# Problem statement
Copy all the lines below without altering anything.

# Input records
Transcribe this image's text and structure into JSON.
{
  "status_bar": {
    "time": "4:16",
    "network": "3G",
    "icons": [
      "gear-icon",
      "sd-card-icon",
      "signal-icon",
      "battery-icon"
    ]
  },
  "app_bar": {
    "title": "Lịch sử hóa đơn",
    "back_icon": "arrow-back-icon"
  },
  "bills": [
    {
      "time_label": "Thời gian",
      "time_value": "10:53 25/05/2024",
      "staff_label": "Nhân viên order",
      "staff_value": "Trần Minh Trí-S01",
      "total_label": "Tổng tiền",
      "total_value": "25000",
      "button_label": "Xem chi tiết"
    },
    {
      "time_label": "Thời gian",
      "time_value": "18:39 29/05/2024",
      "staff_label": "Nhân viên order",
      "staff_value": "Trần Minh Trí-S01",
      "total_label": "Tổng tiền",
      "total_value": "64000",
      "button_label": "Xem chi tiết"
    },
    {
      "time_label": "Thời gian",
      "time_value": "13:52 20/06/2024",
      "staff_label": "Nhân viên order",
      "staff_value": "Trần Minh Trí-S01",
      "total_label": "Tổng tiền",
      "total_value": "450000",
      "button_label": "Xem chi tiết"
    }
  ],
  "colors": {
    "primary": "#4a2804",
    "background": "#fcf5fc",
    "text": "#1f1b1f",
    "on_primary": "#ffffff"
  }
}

# Solution
Transcribe this image's text and structure into JSON.
{
  "status_bar": {
    "time": "4:16",
    "network": "3G",
    "icons": [
      "gear-icon",
      "sd-card-icon",
      "signal-icon",
      "battery-icon"
    ]
  },
  "app_bar": {
    "title": "Lịch sử hóa đơn",
    "back_icon": "arrow-back-icon"
  },
  "bills": [
    {
      "time_label": "Thời gian",
      "time_value": "10:53 25/05/2024",
      "staff_label": "Nhân viên order",
      "staff_value": "Trần Minh Trí-S01",
      "total_label": "Tổng tiền",
      "total_value": "25000",
      "button_label": "Xem chi tiết"
    },
    {
      "time_label": "Thời gian",
      "time_value": "18:39 29/05/2024",
      "staff_label": "Nhân viên order",
      "staff_value": "Trần Minh Trí-S01",
      "total_label": "Tổng tiền",
      "total_value": "64000",
      "button_label": "Xem chi tiết"
    },
    {
      "time_label": "Thời gian",
      "time_value": "13:52 20/06/2024",
      "staff_label": "Nhân viên order",
      "staff_value": "Trần Minh Trí-S01",
      "total_label": "Tổng tiền",
      "total_value": "450000",
      "button_label": "Xem chi tiết"
    }
  ],
  "colors": {
    "primary": "#4a2804",
    "background": "#fcf5fc",
    "text": "#1f1b1f",
    "on_primary": "#ffffff"
  }
}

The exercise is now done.